It’s a vast understatement at this point to say that Ava Duvernay’s miniseries on the five boys now known as the Exonerated Five is a traumatic viewing experience. For full disclosure, I probably would not have been able to finish the show if I weren’t assigned to write a reaction to it. As I’ve mentioned before, seeing the way the boys were coerced into confessions, the abuse they suffered at the hands of detectives, the way their parents and siblings suffered, the way Korey was brought to the brink of death, was so emotionally taxing that I was sweating by the time Nipsey Hussle’s music played as the end credits rolled. There’s been a lot of talk regarding Black folks watching the show in spite of the trauma and our obligation to support this masterpiece.
While “When They See Us” is Ava’s masterwork and the way she humanized five boys and their families was such an act of service and love, I can’t at all shame or blame any Black person who simply doesn’t want to watch or can’t handle the emotional intensity and trauma from the show. There’s so much of it that hits so close to home – the fact police can yank up our children in the dead of night, the helplessness we feel when our boys and girls are locked up, the injustice of the prison industrial complex – that asking anyone to live or re-live these experiences on a screen can be too much to ask. Also, for so many Black people, we know these stories intimately because we’ve lived them. Part of the PTSD of being Black in America means the emotions of seeing “When They See Us” are raw as hell.
But the show is important. And it’s especially important as a revelation for those who don’t know about the experiences of incarcerated Black folks firsthand. And doubly important for those in society with the means and power to sympathize and affect change. Namely, white people.

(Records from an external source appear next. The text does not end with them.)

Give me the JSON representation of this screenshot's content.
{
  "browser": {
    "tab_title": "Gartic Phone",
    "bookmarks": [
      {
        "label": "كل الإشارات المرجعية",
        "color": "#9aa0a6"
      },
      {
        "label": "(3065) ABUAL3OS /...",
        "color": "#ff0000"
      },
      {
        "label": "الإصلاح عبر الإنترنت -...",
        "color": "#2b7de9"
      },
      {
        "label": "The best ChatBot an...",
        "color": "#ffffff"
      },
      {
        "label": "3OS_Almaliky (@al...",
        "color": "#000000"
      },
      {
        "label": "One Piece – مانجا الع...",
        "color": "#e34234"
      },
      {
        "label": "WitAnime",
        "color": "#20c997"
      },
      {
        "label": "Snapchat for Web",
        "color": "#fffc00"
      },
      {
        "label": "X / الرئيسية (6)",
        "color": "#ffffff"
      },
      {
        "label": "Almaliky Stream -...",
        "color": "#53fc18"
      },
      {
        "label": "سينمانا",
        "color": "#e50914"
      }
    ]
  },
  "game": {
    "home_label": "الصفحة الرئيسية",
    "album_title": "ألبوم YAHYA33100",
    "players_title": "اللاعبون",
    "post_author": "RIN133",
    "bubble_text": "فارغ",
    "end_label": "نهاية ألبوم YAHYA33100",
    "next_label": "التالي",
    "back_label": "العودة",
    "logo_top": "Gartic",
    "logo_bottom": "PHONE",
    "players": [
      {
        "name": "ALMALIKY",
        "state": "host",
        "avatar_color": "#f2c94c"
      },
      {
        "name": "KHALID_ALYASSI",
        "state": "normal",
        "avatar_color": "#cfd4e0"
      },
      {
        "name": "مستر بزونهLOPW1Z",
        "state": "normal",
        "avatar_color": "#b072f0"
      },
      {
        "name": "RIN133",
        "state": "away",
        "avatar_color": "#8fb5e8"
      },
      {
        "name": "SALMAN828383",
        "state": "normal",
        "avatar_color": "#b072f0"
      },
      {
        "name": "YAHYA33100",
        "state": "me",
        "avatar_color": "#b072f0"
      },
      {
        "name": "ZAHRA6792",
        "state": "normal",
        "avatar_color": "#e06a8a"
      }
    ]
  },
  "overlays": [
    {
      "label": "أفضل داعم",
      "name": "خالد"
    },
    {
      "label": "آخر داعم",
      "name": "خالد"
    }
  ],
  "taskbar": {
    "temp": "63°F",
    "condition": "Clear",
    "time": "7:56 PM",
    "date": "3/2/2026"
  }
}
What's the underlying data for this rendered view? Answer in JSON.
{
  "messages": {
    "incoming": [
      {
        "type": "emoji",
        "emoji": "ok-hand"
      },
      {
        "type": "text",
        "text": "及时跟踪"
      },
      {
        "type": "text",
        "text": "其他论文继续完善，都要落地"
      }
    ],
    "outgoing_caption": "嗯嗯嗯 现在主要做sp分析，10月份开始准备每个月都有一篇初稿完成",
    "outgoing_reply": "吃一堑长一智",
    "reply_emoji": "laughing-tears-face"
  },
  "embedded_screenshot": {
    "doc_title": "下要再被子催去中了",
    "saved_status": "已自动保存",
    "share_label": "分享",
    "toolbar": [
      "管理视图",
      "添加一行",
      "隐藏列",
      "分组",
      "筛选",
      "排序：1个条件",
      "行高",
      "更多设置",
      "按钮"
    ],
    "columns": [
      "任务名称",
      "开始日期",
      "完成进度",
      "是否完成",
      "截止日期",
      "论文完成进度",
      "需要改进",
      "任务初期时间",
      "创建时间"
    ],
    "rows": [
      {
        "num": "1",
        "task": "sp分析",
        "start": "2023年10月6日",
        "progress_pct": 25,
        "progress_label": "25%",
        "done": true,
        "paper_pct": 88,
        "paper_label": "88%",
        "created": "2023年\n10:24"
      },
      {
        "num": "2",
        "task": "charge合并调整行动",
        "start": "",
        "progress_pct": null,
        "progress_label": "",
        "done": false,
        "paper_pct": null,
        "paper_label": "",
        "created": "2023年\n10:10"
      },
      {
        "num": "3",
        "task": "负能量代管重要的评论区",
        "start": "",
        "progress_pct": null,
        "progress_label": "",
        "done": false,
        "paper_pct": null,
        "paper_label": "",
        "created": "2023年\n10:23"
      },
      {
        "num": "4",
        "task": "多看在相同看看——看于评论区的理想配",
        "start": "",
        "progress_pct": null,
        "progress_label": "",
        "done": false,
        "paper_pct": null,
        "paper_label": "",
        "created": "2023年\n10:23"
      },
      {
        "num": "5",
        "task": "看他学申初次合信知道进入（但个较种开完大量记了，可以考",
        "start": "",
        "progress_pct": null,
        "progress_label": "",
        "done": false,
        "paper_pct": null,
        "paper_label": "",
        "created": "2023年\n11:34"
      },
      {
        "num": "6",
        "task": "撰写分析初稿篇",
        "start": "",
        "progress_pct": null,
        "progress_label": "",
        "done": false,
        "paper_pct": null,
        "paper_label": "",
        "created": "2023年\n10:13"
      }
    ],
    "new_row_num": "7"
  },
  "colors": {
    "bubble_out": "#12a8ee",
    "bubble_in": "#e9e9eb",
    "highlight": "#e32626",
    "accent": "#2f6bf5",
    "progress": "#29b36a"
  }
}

“When They See Us” is as clear a display of the how Black people get trapped in a carceral system that ruins our lives without us even having to come close to committing a crime. The show is as passionate a plea for prison reform – even prison abolishment – as any we’ve seen in fiction. Even if abolishment is a bridge too far for some, at least having more of an understanding of the circumstances leading to someone being labeled a convicted felon and the toll it takes on his or her life can open some minds up to understanding.
That’s why this is must-watch stuff for white people. I’ve seen a lot of white peers talk about how terrifying the (also brilliant) Chernobyl series has been to watch, while few have mentioned the real-life terror of “When They See Us.” I get it. Something like Chernobyl can happen to white people. On the other hand, white folks will go their whole lives without having to worry about what happened to the Exonerated Five happening to them. Which makes their viewership of the show even more important. They need to understand.
With that said, it’s not Black folks’ responsibility to make white people empathize with us or teach them about what we go through. So it’s on white folks to make their white peers watch “When They See Us.” Have watch parties. Set up discussions. Encourage further reading. Set up your parents’ Netflix accounts so they can watch. Do something. In 2019, ignorance about what marginalized people go through is a choice. There are far too many resources for white people to have a better understanding of the lives people of color have to live in America. “When They See Us” is one of those resources. Use it and think about what you can do to help make sure five more boys don’t get trapped in a prison system that shouldn’t even exist.
David Dennis, Jr. is a writer and adjunct professor of Journalism at Morehouse College. David’s writing has appeared in The Guardian, The Smoking Section, Uproxx, Playboy, The Atlantic, Complex.com and wherever people argue about things on the internet.